Revel, known for their excellent sounding, if somewhat whacky looking loudspeakers, is ready for a new foray into the world of architectural loudspeakers with their appropriately monikered, Architectural Series of in-wall and in-ceiling loudspeakers. If you’re looking to fill in your surround channels with something as inconspicuous as your Revel LCRs are not, they’ve now got a speaker you can really sink your teeth into.
Revel, part of Harman’s high performance group, and with good reason, has introduced these speakers to be an acoustic match for their free-standing Ultima2, Performa and Concerta models.

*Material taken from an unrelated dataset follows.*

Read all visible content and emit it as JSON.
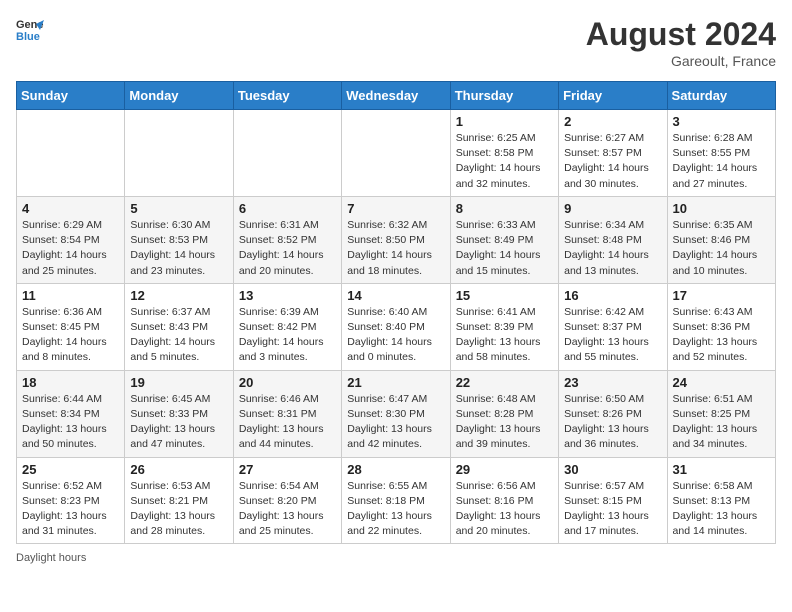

There are 10 in-ceiling and 11 in-wall models in the new series, with woofers from 6-1/2 to 9 inches.
Tired of standing on the top of a 12 foot ladder balancing your Makita in one hand holding and the speaker in the other as you try to get everything cinched down? Well, you’ll love these new speakers. Your worries are over on that score. They use Revel’s RollerLock mounting mechanism that enables tool-less clamping to the sheet-rock.
To ensure a sleek appearance and easy installation, they also incorporate the company’s magnetic adhesion, bezel-less grill system. Designers will love the fact that the speakers come with either round or square grills to minimize the speaker’s aesthetic impact.
The driver compliment includes Micro Ceramic Composite (MCC) cone woofers and aluminum dome tweeters, mounted in a special waveguide that helps deliver a seamless transition between the drivers. The waveguide, coupled with the unique driver construction allow the speakers to show off the fine details in any soundtrack musical recording, while also rocking the room with thunderous dynamics and all the while maintaining tremendous accuracy.
Why is a rigid, yet highly damped speaker cone material such as MCC important? Well, if the speaker cone flexes, or breaks up, it introduces phase and frequency response anomalies that detract from the sound. In multi-element loudspeaker designs, speaker designers try to minimize woofer flexing because of the distortion it introduces.
The challenge comes when trying to increase strength without also increasing weight. All manner of different construction materials and techniques have been used to achieve this goal, with some being more effective than others. Modern materials science and computer modeling techniques have allowed loudspeaker designers to achieve performance targets heretofore unattainable.
Computer modeling lets different cone constructions be built in the computer, rather than being physically built. That means dozens or even hundreds of different cone designs can be examined for the best possible characteristics, rather than the 4, 5, or 6 that were possible before the advent of such technologies.